Data about app and page elements
● ● ● ● ● ● ●

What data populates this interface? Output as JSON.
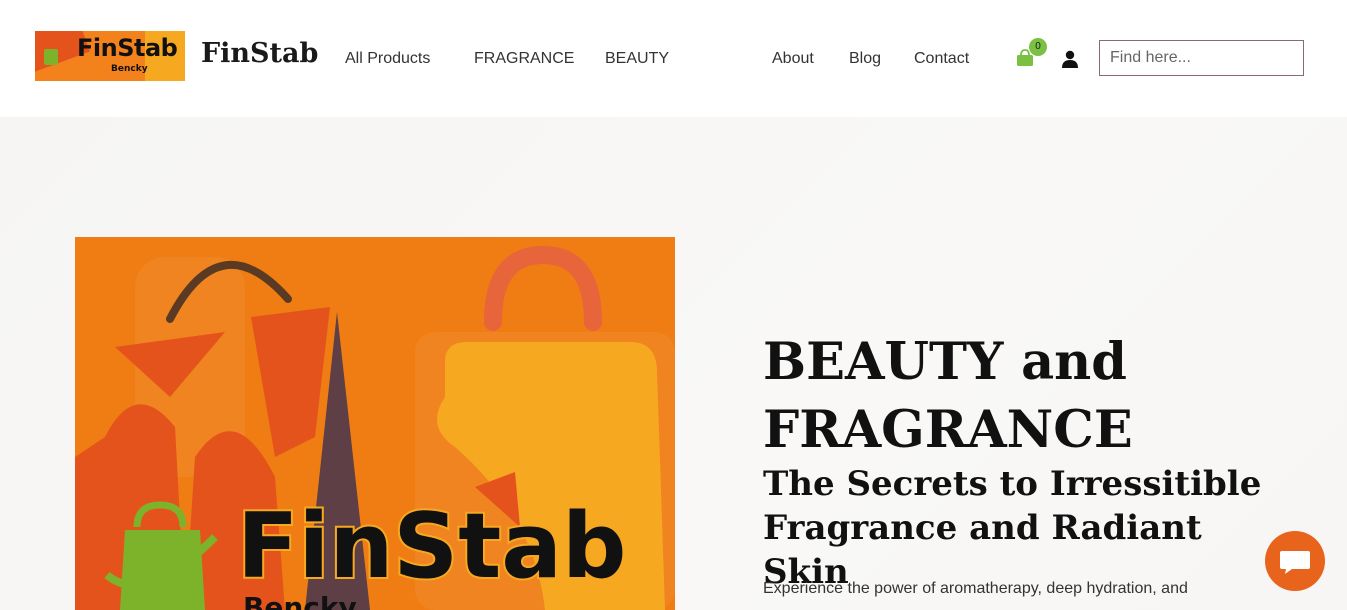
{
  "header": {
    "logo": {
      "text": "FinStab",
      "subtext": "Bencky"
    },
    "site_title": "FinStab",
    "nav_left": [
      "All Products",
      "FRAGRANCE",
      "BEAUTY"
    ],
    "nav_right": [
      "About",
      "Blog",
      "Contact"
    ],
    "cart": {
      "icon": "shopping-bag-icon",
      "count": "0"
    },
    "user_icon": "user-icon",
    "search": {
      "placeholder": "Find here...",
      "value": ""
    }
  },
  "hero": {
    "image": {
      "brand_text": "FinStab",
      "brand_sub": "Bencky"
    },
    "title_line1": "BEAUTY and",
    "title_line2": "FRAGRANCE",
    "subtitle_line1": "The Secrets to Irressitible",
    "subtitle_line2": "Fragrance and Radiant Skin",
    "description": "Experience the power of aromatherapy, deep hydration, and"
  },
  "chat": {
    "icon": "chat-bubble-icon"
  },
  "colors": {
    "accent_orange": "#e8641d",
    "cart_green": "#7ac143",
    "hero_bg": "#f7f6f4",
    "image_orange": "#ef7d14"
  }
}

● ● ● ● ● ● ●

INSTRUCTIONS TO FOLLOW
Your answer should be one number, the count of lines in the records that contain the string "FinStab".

WRITTEN RESPONSE
3